Jim Nieuwenhuis and his nephew Ben Martin are well-known in the Richland area for their fresh produce and local goat meat. However, the underlying issue is that they are operating a farm smaller than five acres that has livestock and an installed “hoop-house” or greenhouse. According to court documents, their farm set-up violates a Richland Township zoning ordinance.
Martin told FOX 17 that he is passionate about farming on his Uncle Jim’s 3.3 acre farm. He plucked a tomato off a bush in the hoop-house while he said they grow to be much higher quality there than the nearby field.
“We’ve been picking tomatoes from the high tunnel for a few weeks now,” said Martin. “Disease resistance in the high tunnel compared to the field, it’s just a night and day difference. We’re not even sure if we’ll make our money back from the tomatoes in the field.”
The trouble started about a year ago, when he and his uncle applied for, and then did not receive, a special exception use permit to install the hoop-house. When they built it anyway, Richland Township officials said neighbors complained.
As of Aug. 15, Judge Kropf at the 8th district court ruled that the farm violates a zoning ordinance for having too many “accessory buildings” and livestock on land less than five acres.
“We are a commercial operation; we sell the goat meat locally,” said Martin. “In the Right to Farm Act, of course if we were protected by that, there’s no minimum acreage for a parcel.”
Township officials told FOX 17 the court fined the farm $400 and ordered them to remove their goats and hoop-house. Martin holds firmly that they should be protected by the Right to Farm Act.
However, court documents show the farm’s cropping system has been verified under the Michigan Agriculture Environment Assurance Program (MAEAP), but it does not have its Generally Accepted Agricultural Management Practices (GAAMPS) certification. Effectively, their farm is not protected under the Right to Farm Act.
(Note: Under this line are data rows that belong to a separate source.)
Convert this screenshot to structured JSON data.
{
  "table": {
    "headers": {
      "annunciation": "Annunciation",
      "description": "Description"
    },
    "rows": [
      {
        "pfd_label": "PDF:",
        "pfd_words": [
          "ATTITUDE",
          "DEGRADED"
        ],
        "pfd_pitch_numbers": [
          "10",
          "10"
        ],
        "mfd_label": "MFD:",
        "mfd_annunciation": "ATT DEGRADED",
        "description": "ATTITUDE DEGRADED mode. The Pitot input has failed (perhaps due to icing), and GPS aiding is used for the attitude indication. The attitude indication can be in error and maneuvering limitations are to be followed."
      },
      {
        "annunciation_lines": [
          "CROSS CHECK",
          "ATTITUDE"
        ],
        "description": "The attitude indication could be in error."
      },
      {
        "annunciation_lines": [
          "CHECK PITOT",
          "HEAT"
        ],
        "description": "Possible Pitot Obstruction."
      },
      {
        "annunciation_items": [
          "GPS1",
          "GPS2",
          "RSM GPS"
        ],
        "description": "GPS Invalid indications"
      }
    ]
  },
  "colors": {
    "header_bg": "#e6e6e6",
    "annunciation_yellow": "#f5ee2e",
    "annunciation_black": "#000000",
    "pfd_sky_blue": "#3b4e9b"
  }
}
“With our MEAEP verification we have an outline of what we need to do here at this farm, and what we need to be in compliance with GAAMPS,” said Martin. “So we’ve already met that criteria it’s just up to somebody to come and verify that we’ve done that.”
As of the ruling Aug. 15, Martin and his uncle have 28 days to appeal the decision. Martin said they plan to continue farming.
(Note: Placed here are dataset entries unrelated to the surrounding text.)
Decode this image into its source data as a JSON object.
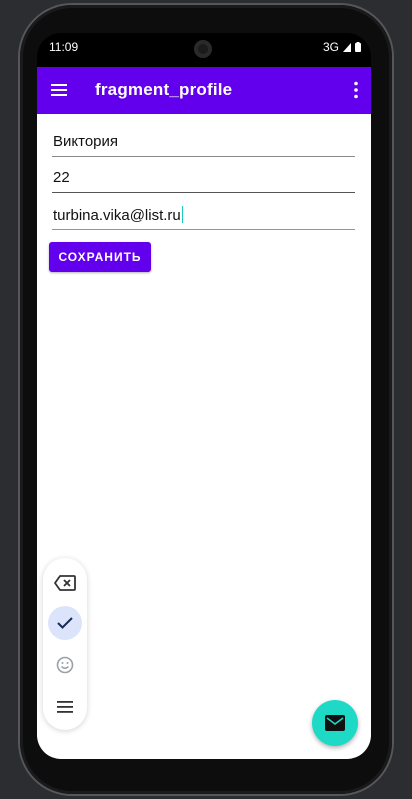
{
  "status": {
    "time": "11:09",
    "network": "3G"
  },
  "appbar": {
    "title": "fragment_profile"
  },
  "form": {
    "name_value": "Виктория",
    "age_value": "22",
    "email_value": "turbina.vika@list.ru",
    "save_label": "СОХРАНИТЬ"
  },
  "colors": {
    "primary": "#6200ee",
    "accent": "#1ed9c6"
  },
  "icons": {
    "menu": "hamburger-icon",
    "more": "more-vert-icon",
    "backspace": "backspace-icon",
    "check": "check-icon",
    "emoji": "emoji-icon",
    "list": "list-icon",
    "fab": "mail-icon"
  }
}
“I think we’re going to fight for what we believe in,” said Martin. “Right now we’re going to keep on trucking with it.”
Richland Township officials told FOX 17 that it is not their goal to drive this farming family from town; they just want them to follow the rules.
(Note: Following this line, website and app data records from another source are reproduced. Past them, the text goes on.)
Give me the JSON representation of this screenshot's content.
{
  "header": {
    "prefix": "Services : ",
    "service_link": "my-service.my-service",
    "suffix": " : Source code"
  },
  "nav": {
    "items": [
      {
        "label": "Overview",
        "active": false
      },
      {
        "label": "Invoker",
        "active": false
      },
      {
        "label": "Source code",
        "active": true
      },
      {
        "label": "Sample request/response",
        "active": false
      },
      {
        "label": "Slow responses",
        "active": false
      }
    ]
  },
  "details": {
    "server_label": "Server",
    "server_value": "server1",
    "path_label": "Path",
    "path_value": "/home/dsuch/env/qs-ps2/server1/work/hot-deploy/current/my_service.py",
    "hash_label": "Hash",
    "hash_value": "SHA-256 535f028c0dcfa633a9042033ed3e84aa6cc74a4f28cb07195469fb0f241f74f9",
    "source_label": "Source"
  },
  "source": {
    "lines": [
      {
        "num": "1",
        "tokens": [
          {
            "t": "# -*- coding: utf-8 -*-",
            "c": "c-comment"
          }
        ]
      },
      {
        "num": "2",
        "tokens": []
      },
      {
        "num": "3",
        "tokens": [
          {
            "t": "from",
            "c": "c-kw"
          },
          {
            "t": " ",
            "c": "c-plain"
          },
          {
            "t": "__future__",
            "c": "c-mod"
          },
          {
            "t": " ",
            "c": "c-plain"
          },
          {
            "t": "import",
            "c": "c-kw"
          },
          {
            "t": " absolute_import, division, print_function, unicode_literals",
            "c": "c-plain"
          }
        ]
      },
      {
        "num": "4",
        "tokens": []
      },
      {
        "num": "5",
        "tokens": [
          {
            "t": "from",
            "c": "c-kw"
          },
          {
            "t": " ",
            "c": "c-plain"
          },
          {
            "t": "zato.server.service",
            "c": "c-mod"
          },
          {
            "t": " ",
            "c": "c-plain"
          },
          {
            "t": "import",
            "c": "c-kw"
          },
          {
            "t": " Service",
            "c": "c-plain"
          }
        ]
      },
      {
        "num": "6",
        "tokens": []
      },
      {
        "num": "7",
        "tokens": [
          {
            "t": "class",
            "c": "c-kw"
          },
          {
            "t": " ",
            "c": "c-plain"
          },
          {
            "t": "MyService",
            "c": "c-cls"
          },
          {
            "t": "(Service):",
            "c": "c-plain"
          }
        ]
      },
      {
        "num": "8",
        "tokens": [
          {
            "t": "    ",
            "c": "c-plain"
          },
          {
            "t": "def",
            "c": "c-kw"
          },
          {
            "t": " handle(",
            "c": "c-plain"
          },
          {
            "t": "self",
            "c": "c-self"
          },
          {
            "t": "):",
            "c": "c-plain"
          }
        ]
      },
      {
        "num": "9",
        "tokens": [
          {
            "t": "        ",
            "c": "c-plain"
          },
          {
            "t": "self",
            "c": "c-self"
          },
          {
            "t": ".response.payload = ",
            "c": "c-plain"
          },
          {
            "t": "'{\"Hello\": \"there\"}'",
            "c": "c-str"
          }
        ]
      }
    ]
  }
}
Martin said their farm’s GAAMPS inspection is scheduled for Wednesday Aug. 27; if it passes, Township officials said Judge Kropf may revisit the ruling.